* **WORK REQUIRED**: A complete and exact copy of the entries below is the expected result.

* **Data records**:
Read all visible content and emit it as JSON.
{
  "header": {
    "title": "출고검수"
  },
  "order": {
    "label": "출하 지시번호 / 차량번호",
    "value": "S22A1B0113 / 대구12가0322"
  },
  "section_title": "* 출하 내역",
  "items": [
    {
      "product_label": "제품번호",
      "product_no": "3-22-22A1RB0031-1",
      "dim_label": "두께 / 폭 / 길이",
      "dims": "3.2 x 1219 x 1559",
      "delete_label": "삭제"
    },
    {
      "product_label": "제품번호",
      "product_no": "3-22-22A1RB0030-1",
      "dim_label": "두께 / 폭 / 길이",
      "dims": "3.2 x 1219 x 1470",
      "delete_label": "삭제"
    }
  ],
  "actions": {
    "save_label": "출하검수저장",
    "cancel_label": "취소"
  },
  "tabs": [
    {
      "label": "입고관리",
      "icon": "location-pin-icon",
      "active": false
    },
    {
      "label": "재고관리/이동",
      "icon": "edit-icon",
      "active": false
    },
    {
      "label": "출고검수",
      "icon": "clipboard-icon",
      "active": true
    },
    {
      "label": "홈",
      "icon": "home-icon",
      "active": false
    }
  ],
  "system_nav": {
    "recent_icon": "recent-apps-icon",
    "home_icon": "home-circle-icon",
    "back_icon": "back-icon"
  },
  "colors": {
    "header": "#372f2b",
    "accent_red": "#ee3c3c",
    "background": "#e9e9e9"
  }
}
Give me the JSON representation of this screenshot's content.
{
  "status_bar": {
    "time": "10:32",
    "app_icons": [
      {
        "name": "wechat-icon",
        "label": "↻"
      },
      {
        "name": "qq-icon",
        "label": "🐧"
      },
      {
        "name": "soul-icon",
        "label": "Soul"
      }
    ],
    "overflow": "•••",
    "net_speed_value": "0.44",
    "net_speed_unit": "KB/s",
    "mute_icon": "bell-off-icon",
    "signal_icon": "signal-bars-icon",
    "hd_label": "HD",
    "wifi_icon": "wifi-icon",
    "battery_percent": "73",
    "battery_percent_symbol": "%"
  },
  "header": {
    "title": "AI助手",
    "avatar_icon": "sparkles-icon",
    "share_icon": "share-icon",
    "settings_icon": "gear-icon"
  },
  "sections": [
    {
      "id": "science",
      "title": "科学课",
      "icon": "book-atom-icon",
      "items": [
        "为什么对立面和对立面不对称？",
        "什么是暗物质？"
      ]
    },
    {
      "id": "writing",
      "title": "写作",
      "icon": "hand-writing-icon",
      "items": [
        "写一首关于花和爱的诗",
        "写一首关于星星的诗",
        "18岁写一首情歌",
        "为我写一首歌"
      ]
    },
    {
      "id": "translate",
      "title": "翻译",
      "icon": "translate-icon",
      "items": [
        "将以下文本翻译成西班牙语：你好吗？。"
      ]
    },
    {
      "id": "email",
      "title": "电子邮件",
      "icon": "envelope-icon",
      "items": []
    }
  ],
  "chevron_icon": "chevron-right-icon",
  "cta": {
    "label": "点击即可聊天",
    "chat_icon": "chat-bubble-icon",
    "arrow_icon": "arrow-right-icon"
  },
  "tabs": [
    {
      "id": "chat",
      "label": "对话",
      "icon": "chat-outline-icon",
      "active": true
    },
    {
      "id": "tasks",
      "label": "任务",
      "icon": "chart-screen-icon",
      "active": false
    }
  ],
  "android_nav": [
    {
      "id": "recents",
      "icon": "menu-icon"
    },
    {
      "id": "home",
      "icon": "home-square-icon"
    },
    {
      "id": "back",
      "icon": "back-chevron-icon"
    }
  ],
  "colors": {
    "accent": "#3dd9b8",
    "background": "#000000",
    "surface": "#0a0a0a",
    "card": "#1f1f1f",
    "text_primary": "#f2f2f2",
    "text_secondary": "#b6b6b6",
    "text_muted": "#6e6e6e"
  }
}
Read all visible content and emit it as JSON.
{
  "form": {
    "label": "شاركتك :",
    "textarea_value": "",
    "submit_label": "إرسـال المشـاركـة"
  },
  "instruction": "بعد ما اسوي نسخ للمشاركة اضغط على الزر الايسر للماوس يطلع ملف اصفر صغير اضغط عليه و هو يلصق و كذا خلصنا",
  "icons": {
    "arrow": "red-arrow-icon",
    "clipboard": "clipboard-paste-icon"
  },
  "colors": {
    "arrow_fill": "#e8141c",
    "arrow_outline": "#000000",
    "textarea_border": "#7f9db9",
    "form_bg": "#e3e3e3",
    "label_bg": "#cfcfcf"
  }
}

* **RESULT OF THIS EXERCISE**:
Read all visible content and emit it as JSON.
{
  "header": {
    "title": "출고검수"
  },
  "order": {
    "label": "출하 지시번호 / 차량번호",
    "value": "S22A1B0113 / 대구12가0322"
  },
  "section_title": "* 출하 내역",
  "items": [
    {
      "product_label": "제품번호",
      "product_no": "3-22-22A1RB0031-1",
      "dim_label": "두께 / 폭 / 길이",
      "dims": "3.2 x 1219 x 1559",
      "delete_label": "삭제"
    },
    {
      "product_label": "제품번호",
      "product_no": "3-22-22A1RB0030-1",
      "dim_label": "두께 / 폭 / 길이",
      "dims": "3.2 x 1219 x 1470",
      "delete_label": "삭제"
    }
  ],
  "actions": {
    "save_label": "출하검수저장",
    "cancel_label": "취소"
  },
  "tabs": [
    {
      "label": "입고관리",
      "icon": "location-pin-icon",
      "active": false
    },
    {
      "label": "재고관리/이동",
      "icon": "edit-icon",
      "active": false
    },
    {
      "label": "출고검수",
      "icon": "clipboard-icon",
      "active": true
    },
    {
      "label": "홈",
      "icon": "home-icon",
      "active": false
    }
  ],
  "system_nav": {
    "recent_icon": "recent-apps-icon",
    "home_icon": "home-circle-icon",
    "back_icon": "back-icon"
  },
  "colors": {
    "header": "#372f2b",
    "accent_red": "#ee3c3c",
    "background": "#e9e9e9"
  }
}
Give me the JSON representation of this screenshot's content.
{
  "status_bar": {
    "time": "10:32",
    "app_icons": [
      {
        "name": "wechat-icon",
        "label": "↻"
      },
      {
        "name": "qq-icon",
        "label": "🐧"
      },
      {
        "name": "soul-icon",
        "label": "Soul"
      }
    ],
    "overflow": "•••",
    "net_speed_value": "0.44",
    "net_speed_unit": "KB/s",
    "mute_icon": "bell-off-icon",
    "signal_icon": "signal-bars-icon",
    "hd_label": "HD",
    "wifi_icon": "wifi-icon",
    "battery_percent": "73",
    "battery_percent_symbol": "%"
  },
  "header": {
    "title": "AI助手",
    "avatar_icon": "sparkles-icon",
    "share_icon": "share-icon",
    "settings_icon": "gear-icon"
  },
  "sections": [
    {
      "id": "science",
      "title": "科学课",
      "icon": "book-atom-icon",
      "items": [
        "为什么对立面和对立面不对称？",
        "什么是暗物质？"
      ]
    },
    {
      "id": "writing",
      "title": "写作",
      "icon": "hand-writing-icon",
      "items": [
        "写一首关于花和爱的诗",
        "写一首关于星星的诗",
        "18岁写一首情歌",
        "为我写一首歌"
      ]
    },
    {
      "id": "translate",
      "title": "翻译",
      "icon": "translate-icon",
      "items": [
        "将以下文本翻译成西班牙语：你好吗？。"
      ]
    },
    {
      "id": "email",
      "title": "电子邮件",
      "icon": "envelope-icon",
      "items": []
    }
  ],
  "chevron_icon": "chevron-right-icon",
  "cta": {
    "label": "点击即可聊天",
    "chat_icon": "chat-bubble-icon",
    "arrow_icon": "arrow-right-icon"
  },
  "tabs": [
    {
      "id": "chat",
      "label": "对话",
      "icon": "chat-outline-icon",
      "active": true
    },
    {
      "id": "tasks",
      "label": "任务",
      "icon": "chart-screen-icon",
      "active": false
    }
  ],
  "android_nav": [
    {
      "id": "recents",
      "icon": "menu-icon"
    },
    {
      "id": "home",
      "icon": "home-square-icon"
    },
    {
      "id": "back",
      "icon": "back-chevron-icon"
    }
  ],
  "colors": {
    "accent": "#3dd9b8",
    "background": "#000000",
    "surface": "#0a0a0a",
    "card": "#1f1f1f",
    "text_primary": "#f2f2f2",
    "text_secondary": "#b6b6b6",
    "text_muted": "#6e6e6e"
  }
}
Read all visible content and emit it as JSON.
{
  "form": {
    "label": "شاركتك :",
    "textarea_value": "",
    "submit_label": "إرسـال المشـاركـة"
  },
  "instruction": "بعد ما اسوي نسخ للمشاركة اضغط على الزر الايسر للماوس يطلع ملف اصفر صغير اضغط عليه و هو يلصق و كذا خلصنا",
  "icons": {
    "arrow": "red-arrow-icon",
    "clipboard": "clipboard-paste-icon"
  },
  "colors": {
    "arrow_fill": "#e8141c",
    "arrow_outline": "#000000",
    "textarea_border": "#7f9db9",
    "form_bg": "#e3e3e3",
    "label_bg": "#cfcfcf"
  }
}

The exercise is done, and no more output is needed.